Task details:
A word-for-word copy of the whole listing is the required answer.

Available data:
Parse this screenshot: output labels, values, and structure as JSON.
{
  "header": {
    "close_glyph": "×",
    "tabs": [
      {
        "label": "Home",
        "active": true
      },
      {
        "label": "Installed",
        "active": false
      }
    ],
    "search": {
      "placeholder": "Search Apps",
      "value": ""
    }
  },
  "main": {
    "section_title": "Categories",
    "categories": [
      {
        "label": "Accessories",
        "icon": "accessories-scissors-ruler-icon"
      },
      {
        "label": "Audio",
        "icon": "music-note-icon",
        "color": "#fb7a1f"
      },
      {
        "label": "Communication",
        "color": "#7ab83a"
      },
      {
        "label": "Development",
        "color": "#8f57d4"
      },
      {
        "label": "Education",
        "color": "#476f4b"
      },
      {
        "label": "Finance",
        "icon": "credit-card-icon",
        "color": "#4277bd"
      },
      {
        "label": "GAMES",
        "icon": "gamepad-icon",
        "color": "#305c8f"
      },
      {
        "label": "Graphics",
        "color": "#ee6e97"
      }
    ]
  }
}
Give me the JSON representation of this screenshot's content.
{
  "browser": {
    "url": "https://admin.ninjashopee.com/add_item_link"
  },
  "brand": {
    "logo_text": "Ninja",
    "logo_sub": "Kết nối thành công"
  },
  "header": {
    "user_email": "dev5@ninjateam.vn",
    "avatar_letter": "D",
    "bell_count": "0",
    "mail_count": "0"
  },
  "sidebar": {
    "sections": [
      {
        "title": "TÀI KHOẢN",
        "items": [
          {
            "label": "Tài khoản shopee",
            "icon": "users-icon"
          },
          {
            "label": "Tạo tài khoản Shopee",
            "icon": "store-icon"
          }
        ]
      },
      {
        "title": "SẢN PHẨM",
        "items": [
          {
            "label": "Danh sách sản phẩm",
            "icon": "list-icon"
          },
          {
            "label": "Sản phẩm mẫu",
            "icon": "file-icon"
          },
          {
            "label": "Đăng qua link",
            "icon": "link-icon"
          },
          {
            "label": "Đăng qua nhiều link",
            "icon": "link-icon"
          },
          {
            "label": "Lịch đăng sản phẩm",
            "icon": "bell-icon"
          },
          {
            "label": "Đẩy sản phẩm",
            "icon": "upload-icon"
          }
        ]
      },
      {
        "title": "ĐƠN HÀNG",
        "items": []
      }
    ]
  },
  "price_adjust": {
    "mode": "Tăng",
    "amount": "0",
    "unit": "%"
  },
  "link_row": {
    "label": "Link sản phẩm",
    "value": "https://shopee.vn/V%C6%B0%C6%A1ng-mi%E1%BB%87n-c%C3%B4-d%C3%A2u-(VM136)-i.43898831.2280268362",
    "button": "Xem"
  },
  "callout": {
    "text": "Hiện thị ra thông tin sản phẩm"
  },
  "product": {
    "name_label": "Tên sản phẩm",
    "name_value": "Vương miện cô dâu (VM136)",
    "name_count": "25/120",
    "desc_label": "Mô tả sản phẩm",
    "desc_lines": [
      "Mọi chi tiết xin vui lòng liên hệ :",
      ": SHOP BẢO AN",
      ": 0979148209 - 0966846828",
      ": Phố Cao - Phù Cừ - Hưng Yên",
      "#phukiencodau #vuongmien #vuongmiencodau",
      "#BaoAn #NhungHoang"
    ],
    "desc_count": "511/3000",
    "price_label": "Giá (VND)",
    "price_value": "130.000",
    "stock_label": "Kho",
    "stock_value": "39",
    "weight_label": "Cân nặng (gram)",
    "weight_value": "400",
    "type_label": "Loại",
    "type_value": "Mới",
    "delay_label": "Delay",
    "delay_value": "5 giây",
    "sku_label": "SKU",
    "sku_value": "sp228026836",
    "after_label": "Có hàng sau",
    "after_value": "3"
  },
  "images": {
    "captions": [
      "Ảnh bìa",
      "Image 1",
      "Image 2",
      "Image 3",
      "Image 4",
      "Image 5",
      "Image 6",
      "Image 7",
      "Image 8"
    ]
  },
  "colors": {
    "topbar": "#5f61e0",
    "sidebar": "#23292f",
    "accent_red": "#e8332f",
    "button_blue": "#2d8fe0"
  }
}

Exercise solution:
Parse this screenshot: output labels, values, and structure as JSON.
{
  "header": {
    "close_glyph": "×",
    "tabs": [
      {
        "label": "Home",
        "active": true
      },
      {
        "label": "Installed",
        "active": false
      }
    ],
    "search": {
      "placeholder": "Search Apps",
      "value": ""
    }
  },
  "main": {
    "section_title": "Categories",
    "categories": [
      {
        "label": "Accessories",
        "icon": "accessories-scissors-ruler-icon"
      },
      {
        "label": "Audio",
        "icon": "music-note-icon",
        "color": "#fb7a1f"
      },
      {
        "label": "Communication",
        "color": "#7ab83a"
      },
      {
        "label": "Development",
        "color": "#8f57d4"
      },
      {
        "label": "Education",
        "color": "#476f4b"
      },
      {
        "label": "Finance",
        "icon": "credit-card-icon",
        "color": "#4277bd"
      },
      {
        "label": "GAMES",
        "icon": "gamepad-icon",
        "color": "#305c8f"
      },
      {
        "label": "Graphics",
        "color": "#ee6e97"
      }
    ]
  }
}
Give me the JSON representation of this screenshot's content.
{
  "browser": {
    "url": "https://admin.ninjashopee.com/add_item_link"
  },
  "brand": {
    "logo_text": "Ninja",
    "logo_sub": "Kết nối thành công"
  },
  "header": {
    "user_email": "dev5@ninjateam.vn",
    "avatar_letter": "D",
    "bell_count": "0",
    "mail_count": "0"
  },
  "sidebar": {
    "sections": [
      {
        "title": "TÀI KHOẢN",
        "items": [
          {
            "label": "Tài khoản shopee",
            "icon": "users-icon"
          },
          {
            "label": "Tạo tài khoản Shopee",
            "icon": "store-icon"
          }
        ]
      },
      {
        "title": "SẢN PHẨM",
        "items": [
          {
            "label": "Danh sách sản phẩm",
            "icon": "list-icon"
          },
          {
            "label": "Sản phẩm mẫu",
            "icon": "file-icon"
          },
          {
            "label": "Đăng qua link",
            "icon": "link-icon"
          },
          {
            "label": "Đăng qua nhiều link",
            "icon": "link-icon"
          },
          {
            "label": "Lịch đăng sản phẩm",
            "icon": "bell-icon"
          },
          {
            "label": "Đẩy sản phẩm",
            "icon": "upload-icon"
          }
        ]
      },
      {
        "title": "ĐƠN HÀNG",
        "items": []
      }
    ]
  },
  "price_adjust": {
    "mode": "Tăng",
    "amount": "0",
    "unit": "%"
  },
  "link_row": {
    "label": "Link sản phẩm",
    "value": "https://shopee.vn/V%C6%B0%C6%A1ng-mi%E1%BB%87n-c%C3%B4-d%C3%A2u-(VM136)-i.43898831.2280268362",
    "button": "Xem"
  },
  "callout": {
    "text": "Hiện thị ra thông tin sản phẩm"
  },
  "product": {
    "name_label": "Tên sản phẩm",
    "name_value": "Vương miện cô dâu (VM136)",
    "name_count": "25/120",
    "desc_label": "Mô tả sản phẩm",
    "desc_lines": [
      "Mọi chi tiết xin vui lòng liên hệ :",
      ": SHOP BẢO AN",
      ": 0979148209 - 0966846828",
      ": Phố Cao - Phù Cừ - Hưng Yên",
      "#phukiencodau #vuongmien #vuongmiencodau",
      "#BaoAn #NhungHoang"
    ],
    "desc_count": "511/3000",
    "price_label": "Giá (VND)",
    "price_value": "130.000",
    "stock_label": "Kho",
    "stock_value": "39",
    "weight_label": "Cân nặng (gram)",
    "weight_value": "400",
    "type_label": "Loại",
    "type_value": "Mới",
    "delay_label": "Delay",
    "delay_value": "5 giây",
    "sku_label": "SKU",
    "sku_value": "sp228026836",
    "after_label": "Có hàng sau",
    "after_value": "3"
  },
  "images": {
    "captions": [
      "Ảnh bìa",
      "Image 1",
      "Image 2",
      "Image 3",
      "Image 4",
      "Image 5",
      "Image 6",
      "Image 7",
      "Image 8"
    ]
  },
  "colors": {
    "topbar": "#5f61e0",
    "sidebar": "#23292f",
    "accent_red": "#e8332f",
    "button_blue": "#2d8fe0"
  }
}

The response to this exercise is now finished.